But the millions of others who have moved heavens and earths to find ways here, who have labored in obscurity to make lives for themselves and their families despite immense odds, are equally striking testaments to this one unassailable fact: The promise of this place endures.
My parents themselves were born in Taiwan, but they traveled to America, where they worked as engineers in the early days of tech, married, and divorced. I was raised by a rather atypical extended family: My mom subsequently married a white guy from Denver, a chiropractor who hauled a device into our living room called the Spinalator.
My dad married my stepmom, an Oracle engineer who fled the Cultural Revolution and possesses Cantonese eating skills that allow her to debone a fish with the dainty effectiveness of a cat.
This cast of characters shows how the people we often view as stereotypical hard-working immigrants - say, the Silicon Valley engineers who took up computer science because they possessed neither English fluency nor business connections in America - are also idiosyncratic, individualistic, and passionately human.
We are accustomed to praising the faceless immigrant for stolid virtues - for his ruddy hands that hammered down the railroads, picked the fruit trees of California and Florida, and built postwar New York. And yet as I grow older, I notice that I have begun to reimagine my parents - as we often do - as not just being my mother and father, but as being friends, peers, comrades, who were once my age.
I find myself wondering what motivated them to travel across seas and languages to a country as large and strange as America.

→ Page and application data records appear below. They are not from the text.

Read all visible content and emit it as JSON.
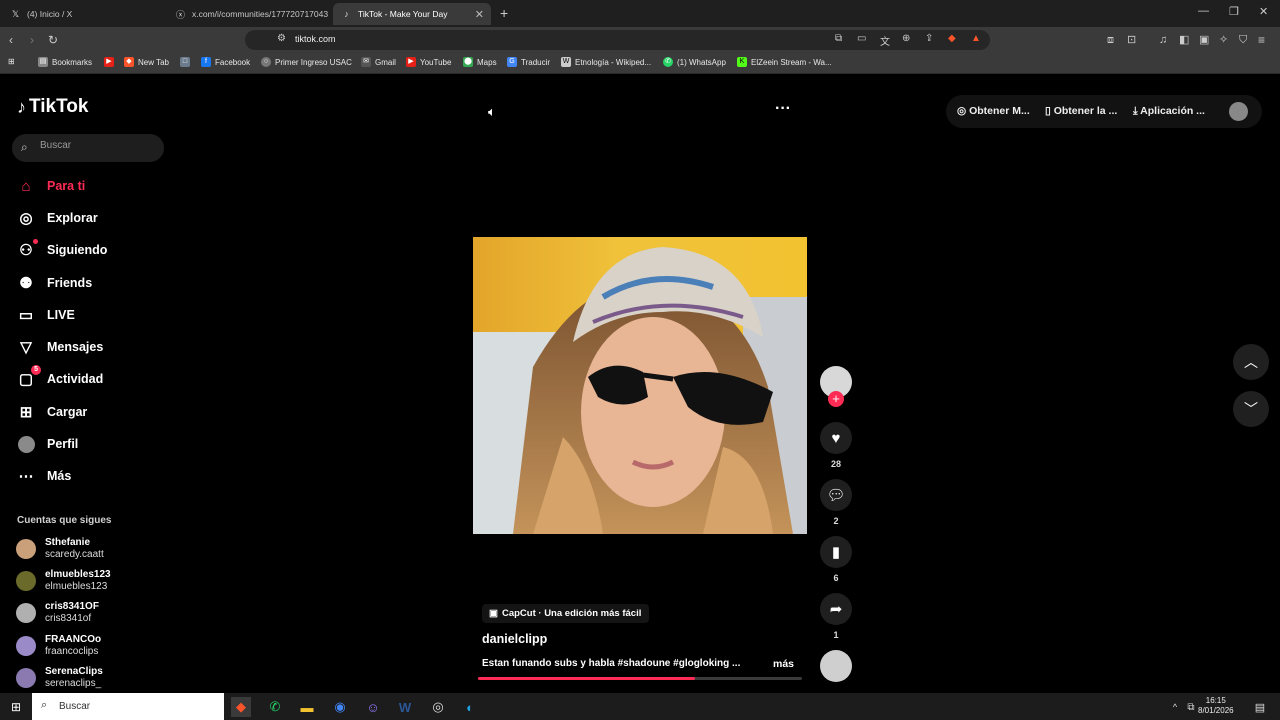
{
  "browser": {
    "tabs": [
      {
        "label": "(4) Inicio / X",
        "active": false
      },
      {
        "label": "x.com/i/communities/177720717043",
        "active": false
      },
      {
        "label": "TikTok - Make Your Day",
        "active": true
      }
    ],
    "url": "tiktok.com",
    "bookmarks": [
      {
        "label": "Bookmarks",
        "color": "#888888"
      },
      {
        "label": "",
        "color": "#e62117"
      },
      {
        "label": "New Tab",
        "color": "#fb542b"
      },
      {
        "label": "",
        "color": "#6b7b8c"
      },
      {
        "label": "Facebook",
        "color": "#1877f2"
      },
      {
        "label": "Primer Ingreso USAC",
        "color": "#777777"
      },
      {
        "label": "Gmail",
        "color": "#555555"
      },
      {
        "label": "YouTube",
        "color": "#e62117"
      },
      {
        "label": "Maps",
        "color": "#34a853"
      },
      {
        "label": "Traducir",
        "color": "#4285f4"
      },
      {
        "label": "Etnología - Wikiped...",
        "color": "#cccccc"
      },
      {
        "label": "(1) WhatsApp",
        "color": "#25d366"
      },
      {
        "label": "ElZeein Stream - Wa...",
        "color": "#53fc18"
      }
    ]
  },
  "tiktok": {
    "logo": "TikTok",
    "search_placeholder": "Buscar",
    "nav": [
      {
        "label": "Para ti",
        "icon": "home-icon",
        "active": true
      },
      {
        "label": "Explorar",
        "icon": "compass-icon"
      },
      {
        "label": "Siguiendo",
        "icon": "following-icon",
        "dot": true
      },
      {
        "label": "Friends",
        "icon": "friends-icon"
      },
      {
        "label": "LIVE",
        "icon": "live-icon"
      },
      {
        "label": "Mensajes",
        "icon": "messages-icon"
      },
      {
        "label": "Actividad",
        "icon": "activity-icon",
        "badge": "5"
      },
      {
        "label": "Cargar",
        "icon": "upload-icon"
      },
      {
        "label": "Perfil",
        "icon": "profile-icon"
      },
      {
        "label": "Más",
        "icon": "more-icon"
      }
    ],
    "following_title": "Cuentas que sigues",
    "following": [
      {
        "name": "Sthefanie",
        "username": "scaredy.caatt",
        "color": "#c9a07a"
      },
      {
        "name": "elmuebles123",
        "username": "elmuebles123",
        "color": "#6a6a2a"
      },
      {
        "name": "cris8341OF",
        "username": "cris8341of",
        "color": "#b0b0b0"
      },
      {
        "name": "FRAANCOo",
        "username": "fraancoclips",
        "color": "#9a8ac8"
      },
      {
        "name": "SerenaClips",
        "username": "serenaclips_",
        "color": "#8a7ab0"
      }
    ],
    "top_actions": [
      "Obtener M...",
      "Obtener la ...",
      "Aplicación ..."
    ],
    "video": {
      "badge": "CapCut · Una edición más fácil",
      "creator": "danielclipp",
      "description": "Estan funando subs y habla #shadoune #glogloking ...",
      "more_label": "más",
      "progress": 0.67
    },
    "actions": {
      "likes": "28",
      "comments": "2",
      "saves": "6",
      "shares": "1"
    }
  },
  "taskbar": {
    "search_placeholder": "Buscar",
    "time": "16:15",
    "date": "8/01/2026"
  }
}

I notice that they begin to appear in my memories less like workhorses and more like adventurers.
The enemy of imagination, the Russian critic Victor Shklovsky once said, is the habit. I think of my father, who found himself surprised when he discovered that American financial news indicated stock depreciation by the color red - the color of prosperity in Taiwan.
The color red glowed with a different familiarity for him. He had what you might call an anthropological moment, a moment of bifurcated awareness whereby he could perceive a simple color through the eyes of two cultures.
This imaginative act is the manifestation of another or former life that seeps beneath even the most banal moments. Many immigrants I know have led an imaginary life.May 23, · American photographer Peter Menzel and writer Faith D’Aluisio have traveled the world documenting that most basic of human behaviors—what we eat.
mari j. matsuda where is your body? and other essays on race gender and the law beacon press boston. Simon's Night & Simon's Night Journal John Hassler (journal edited by Joe Plut) 6x9, pp $ In this Jon Hassler classic, Simon Shea, a retired professor of English at a small Minnesota college, has begun to forget things and also experiences a few dangerous lapses in judgment.
Food Network Favorites; Recipes From Our All Star Chefs by Food Network Kitchens feature dishes recommended by a multiple number of today’s popular chefs such as Rachael Ray, Giada De Laurentis, Emeril Lagasse, Bobby Flay, Alton Brown, Mario Batali, Wolfgang Puck and more chefs featured on the front cover and inside of the book etc.
Recipes such as Stuffed Shells on page 95, chili dog nachos. Food Timeline, a culinary history reference and research service free and open to everyone. Food Timeline, a culinary history reference and research service free and open to everyone.